*** Source material ***

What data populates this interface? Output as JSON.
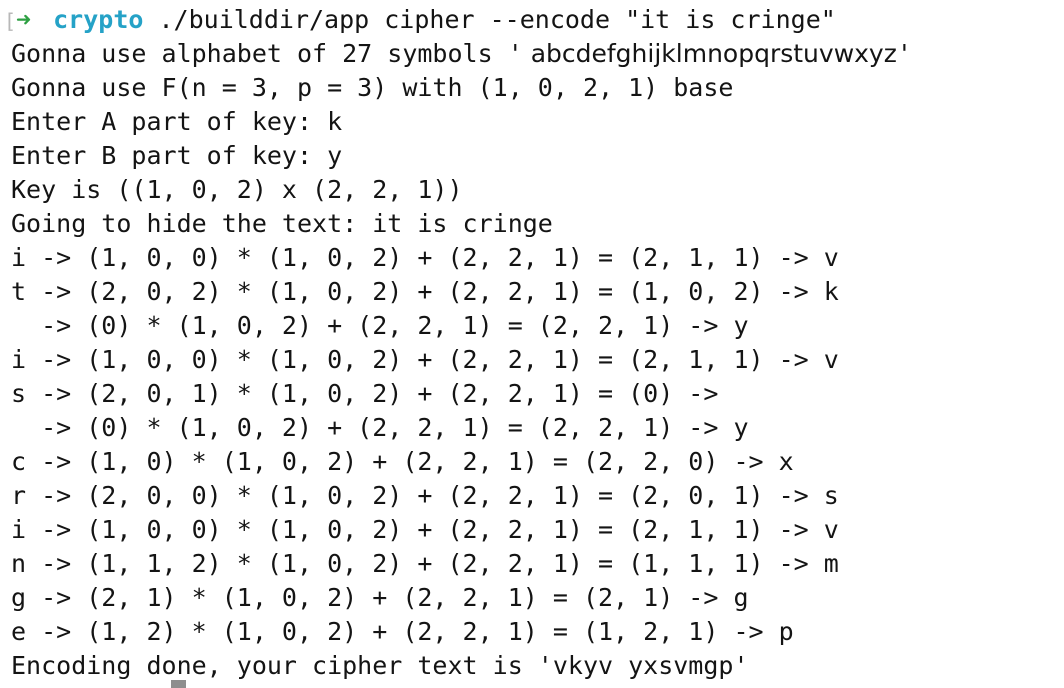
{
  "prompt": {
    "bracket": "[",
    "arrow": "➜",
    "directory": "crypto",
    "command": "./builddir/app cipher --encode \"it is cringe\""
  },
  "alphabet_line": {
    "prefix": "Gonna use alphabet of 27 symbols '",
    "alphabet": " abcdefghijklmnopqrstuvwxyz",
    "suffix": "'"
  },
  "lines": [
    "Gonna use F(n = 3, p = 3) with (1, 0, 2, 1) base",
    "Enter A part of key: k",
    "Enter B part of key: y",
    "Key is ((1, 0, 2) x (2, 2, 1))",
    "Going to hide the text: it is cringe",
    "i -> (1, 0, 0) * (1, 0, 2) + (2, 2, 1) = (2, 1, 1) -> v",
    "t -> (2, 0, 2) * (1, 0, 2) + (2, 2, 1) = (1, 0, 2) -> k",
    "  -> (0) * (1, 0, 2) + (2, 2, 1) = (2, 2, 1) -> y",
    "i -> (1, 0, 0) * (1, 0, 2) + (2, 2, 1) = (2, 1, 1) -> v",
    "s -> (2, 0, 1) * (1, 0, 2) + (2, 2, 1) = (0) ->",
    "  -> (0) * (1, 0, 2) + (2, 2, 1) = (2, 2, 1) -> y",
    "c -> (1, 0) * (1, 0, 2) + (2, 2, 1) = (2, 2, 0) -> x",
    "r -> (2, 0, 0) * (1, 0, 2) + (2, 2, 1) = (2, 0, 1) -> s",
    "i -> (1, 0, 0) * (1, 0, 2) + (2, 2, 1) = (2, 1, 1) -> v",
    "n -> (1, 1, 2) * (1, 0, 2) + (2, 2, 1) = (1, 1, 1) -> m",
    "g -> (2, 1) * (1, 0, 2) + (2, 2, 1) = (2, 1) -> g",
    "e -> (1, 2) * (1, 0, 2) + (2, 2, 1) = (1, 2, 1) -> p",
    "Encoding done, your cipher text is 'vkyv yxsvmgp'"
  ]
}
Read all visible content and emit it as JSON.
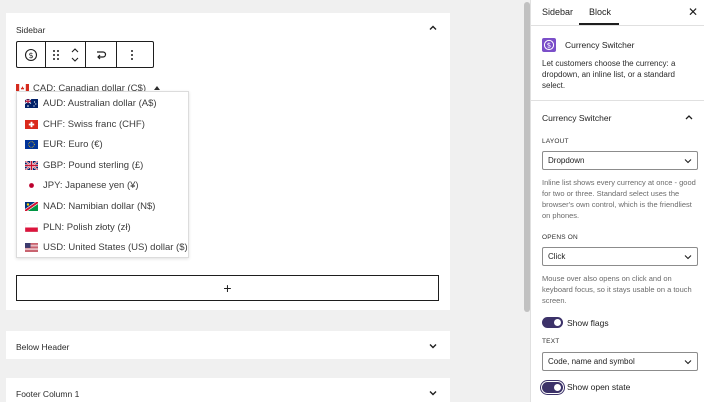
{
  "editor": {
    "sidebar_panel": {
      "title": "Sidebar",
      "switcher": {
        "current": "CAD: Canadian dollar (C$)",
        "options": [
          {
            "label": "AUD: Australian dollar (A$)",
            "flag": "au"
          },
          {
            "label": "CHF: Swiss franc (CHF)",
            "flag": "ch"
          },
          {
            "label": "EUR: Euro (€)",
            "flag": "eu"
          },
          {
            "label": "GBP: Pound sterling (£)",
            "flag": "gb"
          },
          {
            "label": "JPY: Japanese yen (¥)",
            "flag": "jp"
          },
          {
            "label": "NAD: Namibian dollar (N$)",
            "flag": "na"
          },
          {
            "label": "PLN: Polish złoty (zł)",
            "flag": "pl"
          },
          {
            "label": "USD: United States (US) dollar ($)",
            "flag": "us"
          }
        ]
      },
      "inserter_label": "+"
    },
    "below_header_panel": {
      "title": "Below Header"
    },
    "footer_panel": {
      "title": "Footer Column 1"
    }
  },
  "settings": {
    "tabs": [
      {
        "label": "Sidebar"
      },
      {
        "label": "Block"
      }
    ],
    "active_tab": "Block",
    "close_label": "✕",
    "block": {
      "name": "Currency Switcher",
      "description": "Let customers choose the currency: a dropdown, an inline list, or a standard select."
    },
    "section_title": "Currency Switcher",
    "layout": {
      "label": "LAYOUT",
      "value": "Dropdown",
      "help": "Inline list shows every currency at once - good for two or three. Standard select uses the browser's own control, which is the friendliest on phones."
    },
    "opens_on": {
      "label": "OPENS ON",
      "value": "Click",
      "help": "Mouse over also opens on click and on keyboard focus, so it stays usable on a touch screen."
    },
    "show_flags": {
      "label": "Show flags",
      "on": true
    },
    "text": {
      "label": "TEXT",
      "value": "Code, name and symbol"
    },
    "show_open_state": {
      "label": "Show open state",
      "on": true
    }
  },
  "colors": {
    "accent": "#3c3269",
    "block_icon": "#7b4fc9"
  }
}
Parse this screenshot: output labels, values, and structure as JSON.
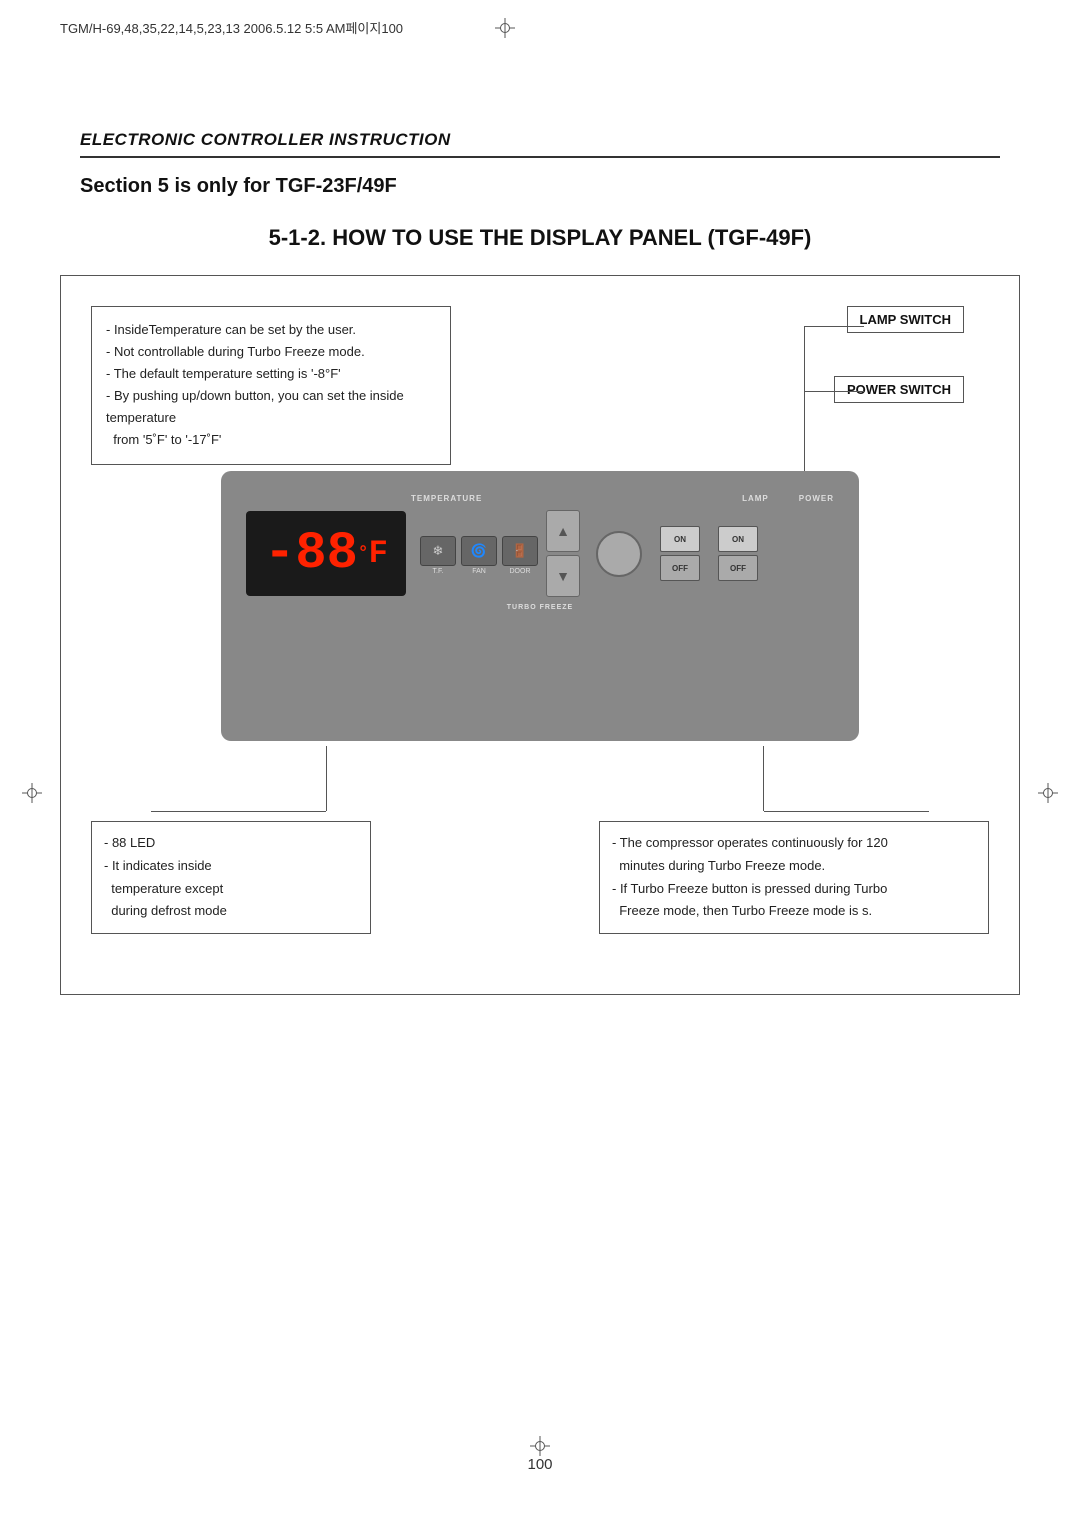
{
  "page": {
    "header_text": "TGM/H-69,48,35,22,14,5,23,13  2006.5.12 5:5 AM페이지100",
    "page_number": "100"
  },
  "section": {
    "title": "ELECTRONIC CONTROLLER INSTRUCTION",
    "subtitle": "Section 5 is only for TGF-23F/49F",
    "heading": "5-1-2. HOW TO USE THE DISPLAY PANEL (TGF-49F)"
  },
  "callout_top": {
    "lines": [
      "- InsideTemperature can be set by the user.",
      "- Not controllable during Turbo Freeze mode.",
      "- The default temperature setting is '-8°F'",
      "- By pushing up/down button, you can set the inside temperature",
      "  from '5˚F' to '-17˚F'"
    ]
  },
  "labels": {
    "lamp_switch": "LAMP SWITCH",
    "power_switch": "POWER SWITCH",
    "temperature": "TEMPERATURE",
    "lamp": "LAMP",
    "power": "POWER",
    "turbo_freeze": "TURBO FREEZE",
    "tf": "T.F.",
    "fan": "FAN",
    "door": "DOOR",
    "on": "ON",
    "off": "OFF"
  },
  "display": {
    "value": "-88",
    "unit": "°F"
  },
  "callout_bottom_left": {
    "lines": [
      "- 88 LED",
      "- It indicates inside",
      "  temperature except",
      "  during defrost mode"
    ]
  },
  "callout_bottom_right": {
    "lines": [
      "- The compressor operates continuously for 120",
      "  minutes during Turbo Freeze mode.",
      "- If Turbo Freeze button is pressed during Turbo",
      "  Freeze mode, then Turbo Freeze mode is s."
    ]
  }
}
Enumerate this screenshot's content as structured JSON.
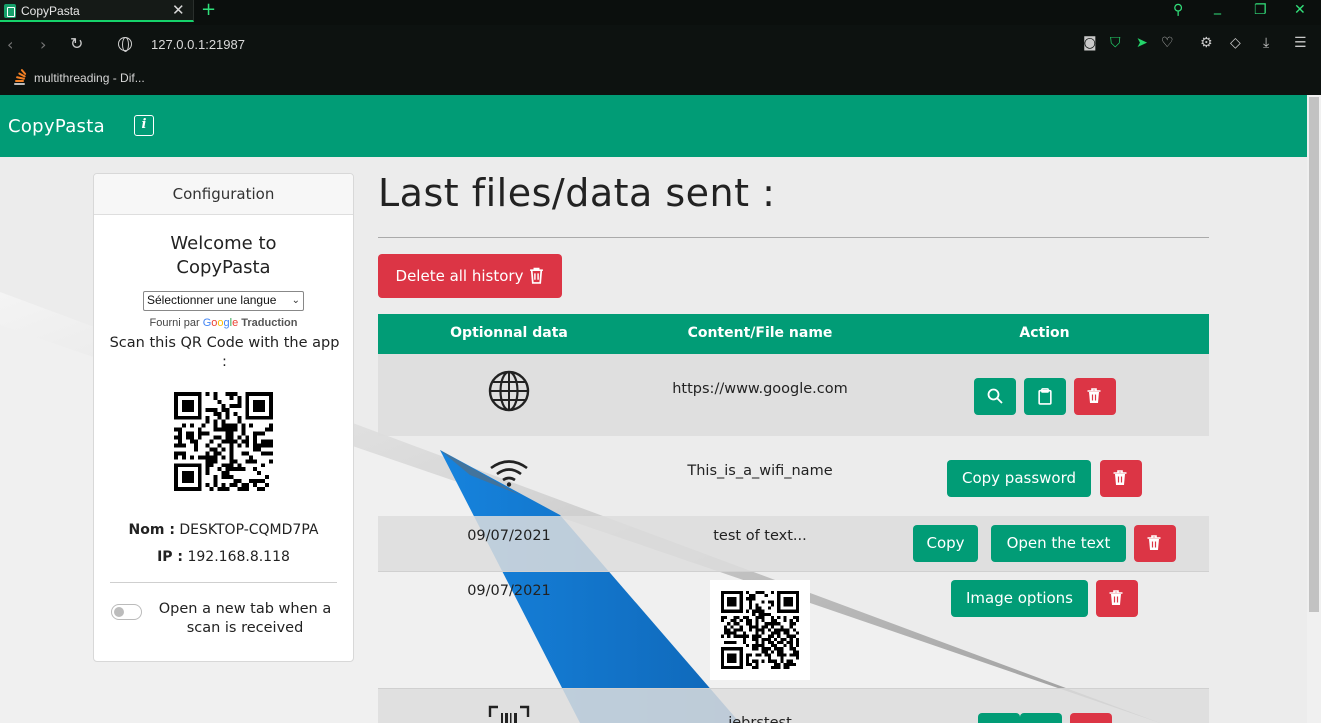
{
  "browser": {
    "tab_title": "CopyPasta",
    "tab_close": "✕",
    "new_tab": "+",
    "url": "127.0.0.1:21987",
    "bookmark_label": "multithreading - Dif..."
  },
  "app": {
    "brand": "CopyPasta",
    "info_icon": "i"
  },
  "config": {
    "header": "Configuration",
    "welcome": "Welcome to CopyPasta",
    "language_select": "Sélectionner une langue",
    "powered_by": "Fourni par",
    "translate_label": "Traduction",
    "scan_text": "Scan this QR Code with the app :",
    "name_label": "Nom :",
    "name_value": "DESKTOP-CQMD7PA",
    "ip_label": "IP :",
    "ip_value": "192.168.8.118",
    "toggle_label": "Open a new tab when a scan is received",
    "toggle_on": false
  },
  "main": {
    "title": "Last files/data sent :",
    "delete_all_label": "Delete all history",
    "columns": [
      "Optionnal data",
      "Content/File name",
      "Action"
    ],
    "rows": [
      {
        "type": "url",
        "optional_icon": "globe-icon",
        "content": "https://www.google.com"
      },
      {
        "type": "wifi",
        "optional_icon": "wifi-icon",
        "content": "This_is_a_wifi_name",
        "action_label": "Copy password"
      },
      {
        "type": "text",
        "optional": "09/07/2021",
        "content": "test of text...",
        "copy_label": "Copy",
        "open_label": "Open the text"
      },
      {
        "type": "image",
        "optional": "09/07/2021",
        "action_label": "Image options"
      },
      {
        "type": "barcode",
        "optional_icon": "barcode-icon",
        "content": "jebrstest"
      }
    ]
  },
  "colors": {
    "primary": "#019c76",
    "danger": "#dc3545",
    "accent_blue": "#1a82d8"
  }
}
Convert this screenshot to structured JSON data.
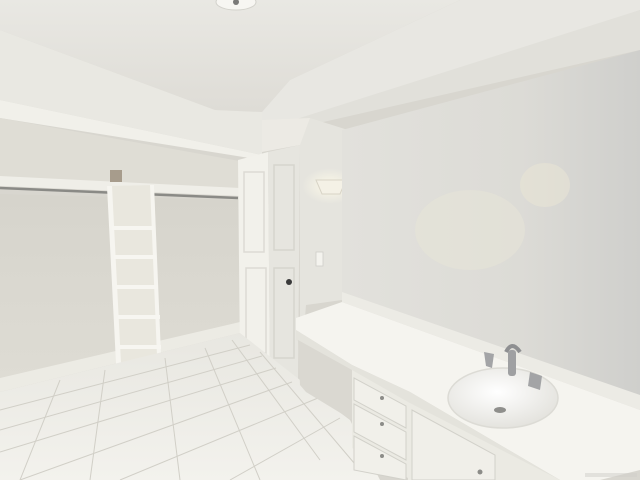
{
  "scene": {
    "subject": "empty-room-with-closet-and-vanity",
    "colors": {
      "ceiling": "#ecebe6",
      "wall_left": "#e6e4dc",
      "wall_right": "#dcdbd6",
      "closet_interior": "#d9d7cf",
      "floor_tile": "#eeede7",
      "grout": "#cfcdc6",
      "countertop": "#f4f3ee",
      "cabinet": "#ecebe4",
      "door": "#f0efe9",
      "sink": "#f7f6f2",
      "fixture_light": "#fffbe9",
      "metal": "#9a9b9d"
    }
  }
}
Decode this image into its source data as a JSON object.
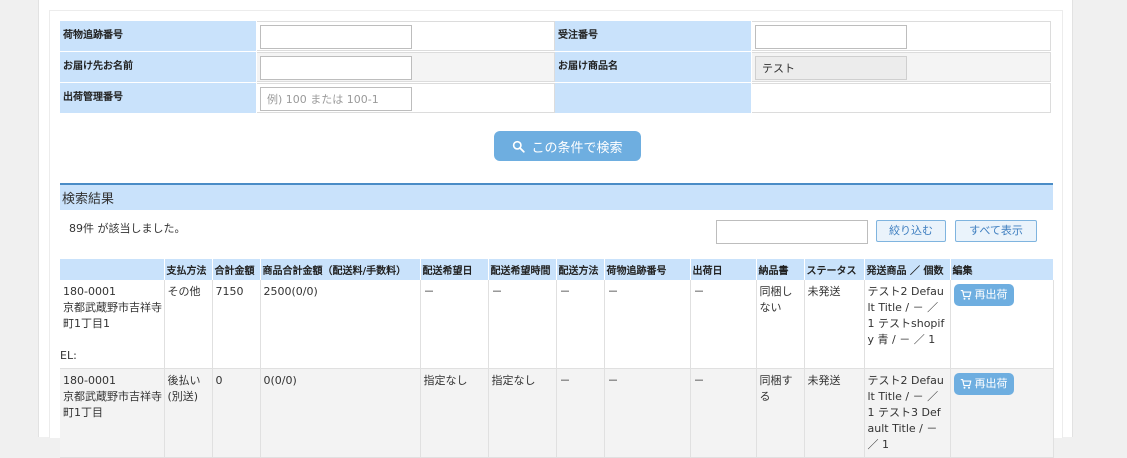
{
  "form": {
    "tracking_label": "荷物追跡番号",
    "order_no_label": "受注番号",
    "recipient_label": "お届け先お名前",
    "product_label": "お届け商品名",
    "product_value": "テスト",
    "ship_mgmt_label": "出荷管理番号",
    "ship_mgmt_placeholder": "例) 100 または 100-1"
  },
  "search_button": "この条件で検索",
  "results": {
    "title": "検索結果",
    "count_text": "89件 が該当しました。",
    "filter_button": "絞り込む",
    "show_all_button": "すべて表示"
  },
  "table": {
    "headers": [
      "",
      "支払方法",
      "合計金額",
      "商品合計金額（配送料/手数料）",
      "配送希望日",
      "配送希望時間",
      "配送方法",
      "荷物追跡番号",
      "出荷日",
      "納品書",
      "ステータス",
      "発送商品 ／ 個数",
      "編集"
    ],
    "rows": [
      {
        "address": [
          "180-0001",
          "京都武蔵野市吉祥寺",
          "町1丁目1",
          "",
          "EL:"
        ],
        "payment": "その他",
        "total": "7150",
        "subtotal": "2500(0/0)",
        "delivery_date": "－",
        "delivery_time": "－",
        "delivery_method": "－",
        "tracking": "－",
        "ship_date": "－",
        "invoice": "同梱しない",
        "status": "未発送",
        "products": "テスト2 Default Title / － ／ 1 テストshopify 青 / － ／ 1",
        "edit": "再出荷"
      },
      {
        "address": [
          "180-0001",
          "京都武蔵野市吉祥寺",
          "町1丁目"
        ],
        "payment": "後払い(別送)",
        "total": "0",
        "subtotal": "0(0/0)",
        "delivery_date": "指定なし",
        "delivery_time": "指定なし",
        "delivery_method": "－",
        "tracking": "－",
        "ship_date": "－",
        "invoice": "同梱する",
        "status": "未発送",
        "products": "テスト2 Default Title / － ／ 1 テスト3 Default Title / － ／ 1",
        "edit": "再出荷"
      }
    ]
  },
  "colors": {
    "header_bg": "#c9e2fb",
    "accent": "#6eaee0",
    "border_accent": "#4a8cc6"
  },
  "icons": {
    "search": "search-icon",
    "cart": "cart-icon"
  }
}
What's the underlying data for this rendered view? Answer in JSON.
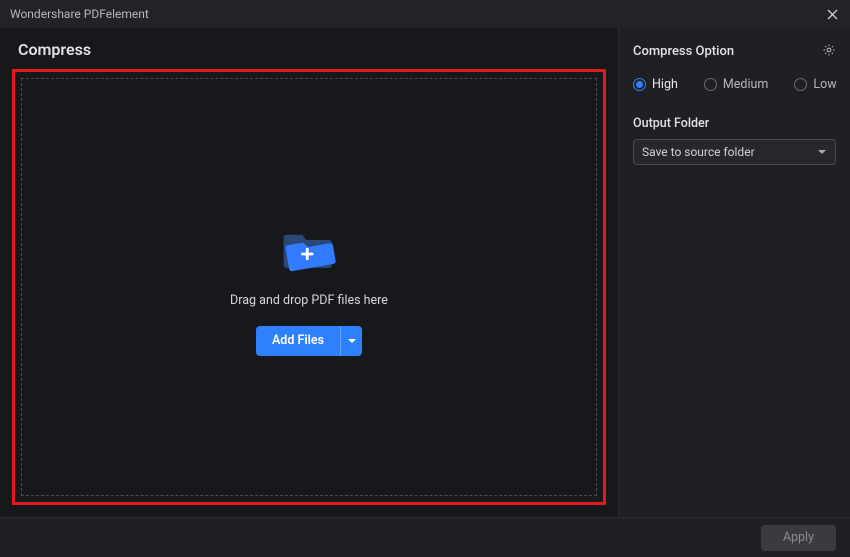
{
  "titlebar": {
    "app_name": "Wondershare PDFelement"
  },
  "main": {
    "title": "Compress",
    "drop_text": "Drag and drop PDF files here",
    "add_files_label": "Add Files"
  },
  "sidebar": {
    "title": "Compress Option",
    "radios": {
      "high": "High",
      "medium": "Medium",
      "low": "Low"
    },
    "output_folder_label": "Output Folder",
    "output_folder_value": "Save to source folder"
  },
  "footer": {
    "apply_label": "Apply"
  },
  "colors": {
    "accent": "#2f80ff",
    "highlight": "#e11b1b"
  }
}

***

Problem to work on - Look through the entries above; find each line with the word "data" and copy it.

Completed exercise -
What data populates this interface? Output as JSON.
    "title": "Last files/data sent :",
      "Optionnal data",
Convert this screenshot to structured JSON data.
Decode this image into its source data as a JSON object.
What's the underlying data for this rendered view? Answer in JSON.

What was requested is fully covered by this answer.